The Aoki chocolate salted caramel tart. FILTHY. Tastes like it shouldn't be legal; wouldn't be if Dr Dukan won the French presidential elections. That pastry is near miraculously short and thin. The salted caramel tastes of well-earned quadruple bypasses.



Ladurée St Honoré Rose Framboise. In my mind this is my favourite cake in the world, but somehow it just didn't do it for me yesterday, the rose chantilly cream was all a bit cloying and shaving foamy and it was just SO FUCKING LARGE. I'm sure that was nothing to do with the previous evening's rabbit terrine and scallops and polenta and mash and rice and crème brûlée AND rice pudding and gallons of wine.




The Aoki Bamboo, which is revered among Serious Cake Fanciers as a sort of cake Sistine Chapel ceiling.
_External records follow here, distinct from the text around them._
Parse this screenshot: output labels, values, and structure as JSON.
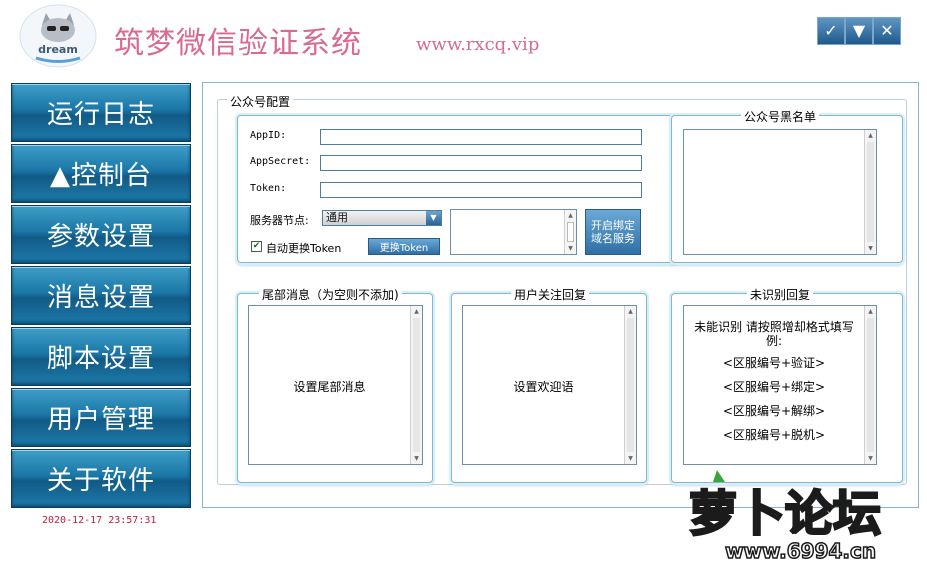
{
  "header": {
    "title": "筑梦微信验证系统",
    "url": "www.rxcq.vip",
    "logo_text": "dream",
    "controls": {
      "confirm": "✓",
      "minimize": "▼",
      "close": "✕"
    }
  },
  "sidebar": {
    "items": [
      {
        "label": "运行日志"
      },
      {
        "label": "▲控制台"
      },
      {
        "label": "参数设置"
      },
      {
        "label": "消息设置"
      },
      {
        "label": "脚本设置"
      },
      {
        "label": "用户管理"
      },
      {
        "label": "关于软件"
      }
    ],
    "timestamp": "2020-12-17 23:57:31"
  },
  "config": {
    "group_title": "公众号配置",
    "appid_label": "AppID:",
    "appid_value": "",
    "appsecret_label": "AppSecret:",
    "appsecret_value": "",
    "token_label": "Token:",
    "token_value": "",
    "server_label": "服务器节点:",
    "server_value": "通用",
    "auto_token_label": "自动更换Token",
    "auto_token_checked": true,
    "change_token_button": "更换Token",
    "bind_domain_button_line1": "开启绑定",
    "bind_domain_button_line2": "域名服务"
  },
  "blacklist": {
    "title": "公众号黑名单"
  },
  "footer_msg": {
    "title": "尾部消息（为空则不添加)",
    "content": "设置尾部消息"
  },
  "follow_reply": {
    "title": "用户关注回复",
    "content": "设置欢迎语"
  },
  "unknown_reply": {
    "title": "未识别回复",
    "line1": "未能识别 请按照增却格式填写",
    "line2": "例:",
    "line3": "<区服编号+验证>",
    "line4": "<区服编号+绑定>",
    "line5": "<区服编号+解绑>",
    "line6": "<区服编号+脱机>"
  },
  "watermark": {
    "text": "萝卜论坛",
    "url": "www.6994.cn"
  },
  "colors": {
    "title_pink": "#d86b8f",
    "nav_blue": "#1a76a6",
    "timestamp_red": "#c0203a",
    "watermark_orange": "#f07d17"
  }
}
This was as delicious as it usually is, but actually I liked the Cassis-Chocolat, of which I only have the most atrocious photograph, better (you can see it here). I don't know, my palate was broken yesterday, I should have been banned from cake. As it is, I now need my jaw wired.

I'm now back in actually also quite springlike and balmy Brussels, for a sparkling week of fillings and legal proof-reading and not sure how useful any of that was for 'research' purposes. I got a bit distracted in my various missions and (i) did not get over to the 17th arrondissement (ii) did not manage to find the bakery in the Marais that sells mouse shaped sablé biscuits (iii) did not even walk up the vast chilly Boulevard Malesherbes towards the Parc Monceau* as I planned. Pfff, never mind. I'm going back at Easter anyway and it will all still be there. HURRAH.

(*My sister reminded me this weekend that when we lived there, Lashes was convinced a crocodile lived in the pond in the Parc Monceau. On reflection, I like to believe he's right. A Bonpoint tweed addicted, duck-mangling, baguette-despising, Sophie the fucking rubber giraffe gnawing crocodile. One day it will rise up and eat every last loden coat wearing, teckel walking, disapproving park patron).

7 comments:

Margaret said...

Mother of God, I would leave my husband just for the chance to press my nose against a plate-glass window behind which that chocolate salted caramel tart lay.

vivien y said...

Used to go ten pin bowling and greyhound racing in Leeds in the 70s - Metropolis .......

Peter said...

I'm sorry we didn't get to have lunch together, because I would have so enjoyed watching you fling the prawn across the room into that poor woman.

Having said that, though, it was lovely to meet you. Who knew you'd be the second most famous blogger in the room? You might want to squeeze that onto your business card as well.

Johnners said...

I have only ever been to Paris as a rather truculent 12 year-old, trailing my parents, so I don't really know what you were talking about, but it sounded lovely. I could share similar tales of cake derring-do about Vienna, if you like though.
PS What Margaret said.

Sonya said...

I was in Paris for about 24 hours late last week (stopped for a layover on a frighteningly long business flight). It was just so lovely - sunny and warm and the daffodils.

I am coeliac and can't eat all the wonderful cakes, but I heard about a gluten-free patisserie, Helmut Newcake, that is apparently so amazing most of the customers don't even realise it is GF. I was devastated to learn it opened at noon, when I had to leave for CDG at 11:15. I would have bought the shop out. I was obliged to buy 2 bottles of compensatory pricey bordeaux.

Tinne from Tantrums and Tomatoes said...

My husband once launched half a crab through Dock's Café in Antwerp. That was 5 years ago, we are going again this Saturday but he is not allowed near a crab...

Nimble said...

I take comfort in the fact that Paris disapproves equally of all the inhabitants of earth who do not live within her boundaries.

I wish I was on the Rue des Rosiers right now with a dripping, spicy packet of felafel. Sigh.